#### WHAT YOU WILL DO
Every line below that holds the string "alphanum" must be copied.

*** LISTED RECORDS Section Begins ***

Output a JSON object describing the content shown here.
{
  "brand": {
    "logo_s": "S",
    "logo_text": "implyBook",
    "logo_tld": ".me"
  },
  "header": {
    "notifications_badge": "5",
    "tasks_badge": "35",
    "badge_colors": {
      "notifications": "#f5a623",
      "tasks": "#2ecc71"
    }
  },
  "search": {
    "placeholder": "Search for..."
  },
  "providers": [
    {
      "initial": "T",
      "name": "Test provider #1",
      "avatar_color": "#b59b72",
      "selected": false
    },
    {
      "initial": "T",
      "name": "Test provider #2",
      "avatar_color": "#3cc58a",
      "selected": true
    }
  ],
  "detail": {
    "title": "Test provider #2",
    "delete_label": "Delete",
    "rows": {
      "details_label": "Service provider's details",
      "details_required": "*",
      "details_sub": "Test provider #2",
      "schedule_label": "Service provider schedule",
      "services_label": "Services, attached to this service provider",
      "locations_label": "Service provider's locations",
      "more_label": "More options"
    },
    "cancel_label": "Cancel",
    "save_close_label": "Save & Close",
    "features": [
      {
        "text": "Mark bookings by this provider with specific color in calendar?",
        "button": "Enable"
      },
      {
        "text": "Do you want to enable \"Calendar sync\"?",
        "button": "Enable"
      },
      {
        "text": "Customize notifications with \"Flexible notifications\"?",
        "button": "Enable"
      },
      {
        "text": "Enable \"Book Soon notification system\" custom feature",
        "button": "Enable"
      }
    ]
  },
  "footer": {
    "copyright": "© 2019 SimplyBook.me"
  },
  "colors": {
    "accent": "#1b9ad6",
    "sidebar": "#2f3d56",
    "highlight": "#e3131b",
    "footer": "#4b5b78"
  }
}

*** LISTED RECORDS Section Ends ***
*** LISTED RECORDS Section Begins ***

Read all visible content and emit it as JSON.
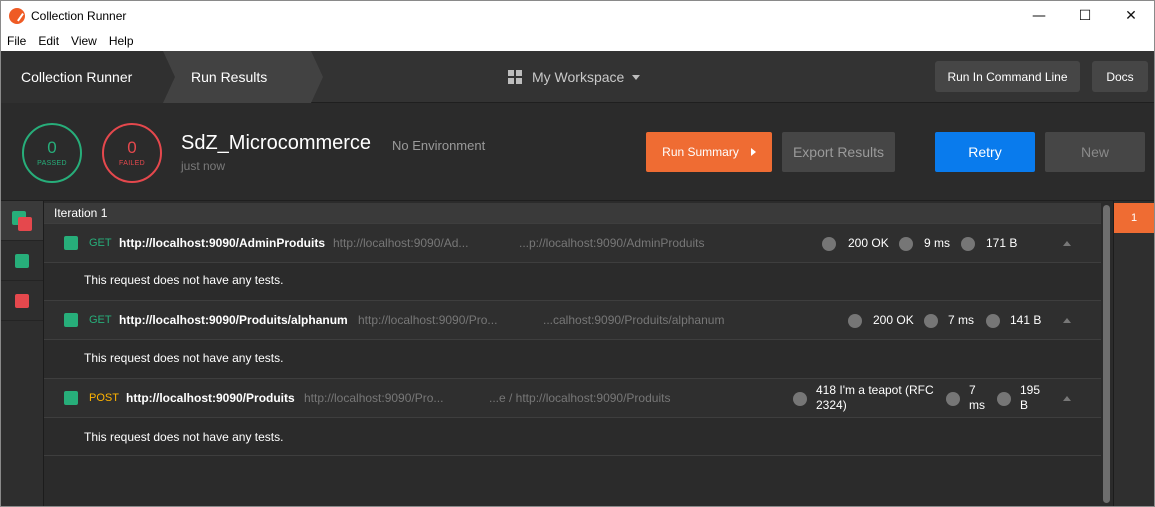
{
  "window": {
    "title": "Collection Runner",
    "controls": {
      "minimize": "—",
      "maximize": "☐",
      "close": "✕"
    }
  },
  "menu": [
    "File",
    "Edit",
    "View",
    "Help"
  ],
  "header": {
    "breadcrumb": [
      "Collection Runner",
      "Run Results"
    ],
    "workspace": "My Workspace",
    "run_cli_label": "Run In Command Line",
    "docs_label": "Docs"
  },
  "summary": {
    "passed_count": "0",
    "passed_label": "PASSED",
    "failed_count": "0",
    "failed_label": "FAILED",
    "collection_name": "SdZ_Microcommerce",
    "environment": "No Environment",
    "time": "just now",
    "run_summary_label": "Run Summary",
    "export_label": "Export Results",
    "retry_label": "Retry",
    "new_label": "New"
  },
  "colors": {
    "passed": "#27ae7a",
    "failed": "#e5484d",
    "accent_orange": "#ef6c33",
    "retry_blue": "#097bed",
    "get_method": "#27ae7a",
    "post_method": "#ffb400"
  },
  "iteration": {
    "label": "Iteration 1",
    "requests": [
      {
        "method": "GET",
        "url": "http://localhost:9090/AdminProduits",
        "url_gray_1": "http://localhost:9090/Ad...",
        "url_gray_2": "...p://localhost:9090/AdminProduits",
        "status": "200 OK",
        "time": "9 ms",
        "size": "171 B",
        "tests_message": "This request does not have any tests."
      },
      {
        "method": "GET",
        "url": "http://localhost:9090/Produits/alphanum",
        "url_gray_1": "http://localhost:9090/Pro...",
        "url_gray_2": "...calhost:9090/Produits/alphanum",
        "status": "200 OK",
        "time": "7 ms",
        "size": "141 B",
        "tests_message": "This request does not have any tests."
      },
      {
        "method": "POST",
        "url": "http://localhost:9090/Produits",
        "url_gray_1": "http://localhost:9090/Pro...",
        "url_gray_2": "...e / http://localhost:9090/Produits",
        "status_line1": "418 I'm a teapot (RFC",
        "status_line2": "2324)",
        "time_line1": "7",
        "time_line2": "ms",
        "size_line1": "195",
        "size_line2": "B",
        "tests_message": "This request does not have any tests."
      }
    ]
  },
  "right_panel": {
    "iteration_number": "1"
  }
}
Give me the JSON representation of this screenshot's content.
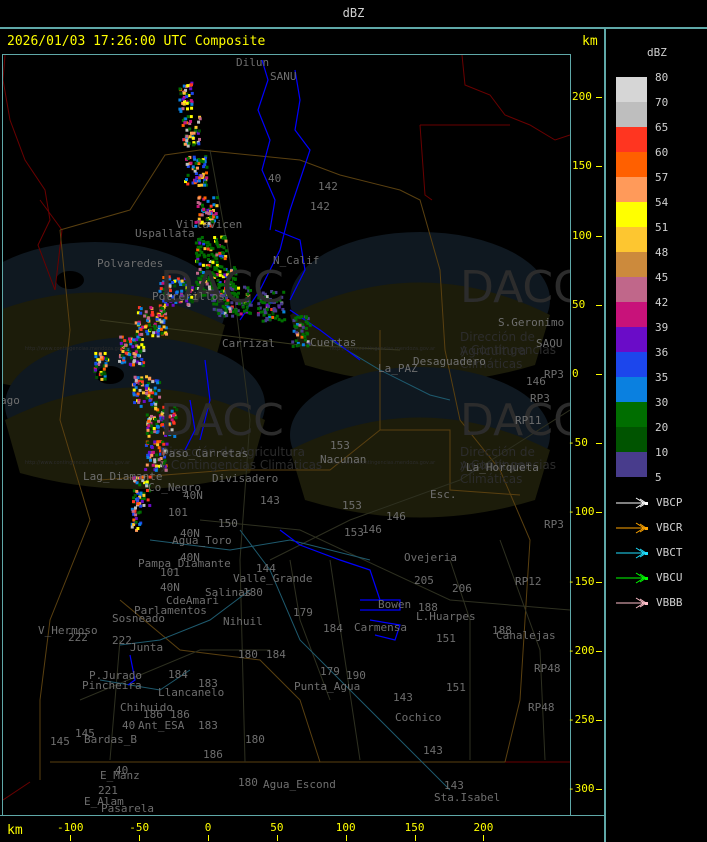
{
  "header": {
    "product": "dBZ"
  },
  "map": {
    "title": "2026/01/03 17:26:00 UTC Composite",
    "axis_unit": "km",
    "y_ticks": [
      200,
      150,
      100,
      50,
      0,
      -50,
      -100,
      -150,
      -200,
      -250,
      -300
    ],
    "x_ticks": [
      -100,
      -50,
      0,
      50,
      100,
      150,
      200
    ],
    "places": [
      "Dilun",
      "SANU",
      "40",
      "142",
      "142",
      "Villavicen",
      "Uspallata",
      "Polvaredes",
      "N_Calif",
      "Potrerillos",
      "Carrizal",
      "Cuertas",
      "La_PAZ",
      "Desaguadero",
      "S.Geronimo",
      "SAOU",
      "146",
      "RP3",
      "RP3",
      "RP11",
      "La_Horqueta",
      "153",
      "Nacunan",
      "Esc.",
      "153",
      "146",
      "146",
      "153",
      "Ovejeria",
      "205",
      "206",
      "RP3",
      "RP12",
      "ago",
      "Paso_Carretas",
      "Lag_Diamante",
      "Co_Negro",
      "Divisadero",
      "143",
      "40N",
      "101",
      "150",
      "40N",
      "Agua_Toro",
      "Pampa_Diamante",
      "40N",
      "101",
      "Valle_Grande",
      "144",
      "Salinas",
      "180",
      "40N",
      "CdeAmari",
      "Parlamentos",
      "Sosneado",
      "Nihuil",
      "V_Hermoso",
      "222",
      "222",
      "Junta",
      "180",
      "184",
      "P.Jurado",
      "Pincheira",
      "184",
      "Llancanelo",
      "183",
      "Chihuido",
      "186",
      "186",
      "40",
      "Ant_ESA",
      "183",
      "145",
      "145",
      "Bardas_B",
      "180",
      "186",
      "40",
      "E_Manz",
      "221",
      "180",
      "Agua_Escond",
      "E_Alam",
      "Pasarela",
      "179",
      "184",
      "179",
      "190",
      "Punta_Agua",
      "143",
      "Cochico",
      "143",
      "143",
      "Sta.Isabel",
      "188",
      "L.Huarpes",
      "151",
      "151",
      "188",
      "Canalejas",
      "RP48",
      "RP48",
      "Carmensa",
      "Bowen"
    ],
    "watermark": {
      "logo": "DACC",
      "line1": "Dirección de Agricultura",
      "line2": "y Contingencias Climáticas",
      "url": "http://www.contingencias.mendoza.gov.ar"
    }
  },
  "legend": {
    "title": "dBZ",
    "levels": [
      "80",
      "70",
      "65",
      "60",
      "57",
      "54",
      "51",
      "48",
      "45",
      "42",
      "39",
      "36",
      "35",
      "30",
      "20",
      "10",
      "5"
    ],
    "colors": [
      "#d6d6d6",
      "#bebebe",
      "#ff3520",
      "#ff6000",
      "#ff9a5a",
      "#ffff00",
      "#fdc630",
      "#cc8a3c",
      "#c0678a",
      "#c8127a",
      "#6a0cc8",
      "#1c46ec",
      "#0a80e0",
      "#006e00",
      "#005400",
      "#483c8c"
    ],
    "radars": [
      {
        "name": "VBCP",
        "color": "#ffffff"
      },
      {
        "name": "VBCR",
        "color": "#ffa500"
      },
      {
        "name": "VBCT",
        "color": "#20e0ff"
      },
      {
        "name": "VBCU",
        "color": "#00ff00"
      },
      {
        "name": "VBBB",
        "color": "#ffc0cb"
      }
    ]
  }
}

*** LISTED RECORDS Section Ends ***

#### RESPONSE TO THE EXERCISE
        "url": "http://localhost:9090/Produits/alphanum",
        "url_gray_2": "...calhost:9090/Produits/alphanum",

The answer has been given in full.